With all this in mind, I suggest you head over to YouTube and type in “animated shorts” for a taste of these charming motion pictures. To diversify your experience, a few I recommend are “The Lost Thing,” “Dark Noir,” “Contre Temps,” and “PostHuman.” Some may attract you to their beautifully enlivened effects, others to its high-octane action and banter. In-between balancing work and play, these pieces are an adorable break for instant gratification. Of course there are those meant for comedic purposes only, but a great animated short focuses on deep central themes emulated through smooth graphics and stimulating characters. We as humans are naturally drawn to stories, and while we as students may not have the time to finish a series or to follow a franchise, animated shorts provide an efficient way to enjoy a complete and complex story within the span of a few minutes. Next time you’re bored or just looking for a quick break without compromising precious time, take a gander at these projects molded through imagination unbound by strict structure. Once you’ve entered the wonders of animated shorts, you’ll be keen to appreciate the many interpretations of life by artists whose creativity engineer illustrations expressive of emotions and dreams we’ve all experienced. This I can guarantee.

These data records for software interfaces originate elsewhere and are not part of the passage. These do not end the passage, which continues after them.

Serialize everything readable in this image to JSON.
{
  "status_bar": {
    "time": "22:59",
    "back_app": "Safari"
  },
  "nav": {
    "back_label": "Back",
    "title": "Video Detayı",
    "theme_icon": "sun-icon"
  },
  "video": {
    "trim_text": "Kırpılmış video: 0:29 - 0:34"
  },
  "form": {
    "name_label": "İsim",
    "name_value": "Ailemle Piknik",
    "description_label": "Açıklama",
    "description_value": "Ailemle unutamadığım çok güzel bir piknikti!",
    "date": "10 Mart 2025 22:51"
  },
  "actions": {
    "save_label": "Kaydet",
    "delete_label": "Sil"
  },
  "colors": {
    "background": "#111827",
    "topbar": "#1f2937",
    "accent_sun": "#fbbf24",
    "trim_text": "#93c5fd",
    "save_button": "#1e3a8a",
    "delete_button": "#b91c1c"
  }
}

Michael Luo ’16 (michaelluo@college) once could draw but later found a new calling in writing about drawings.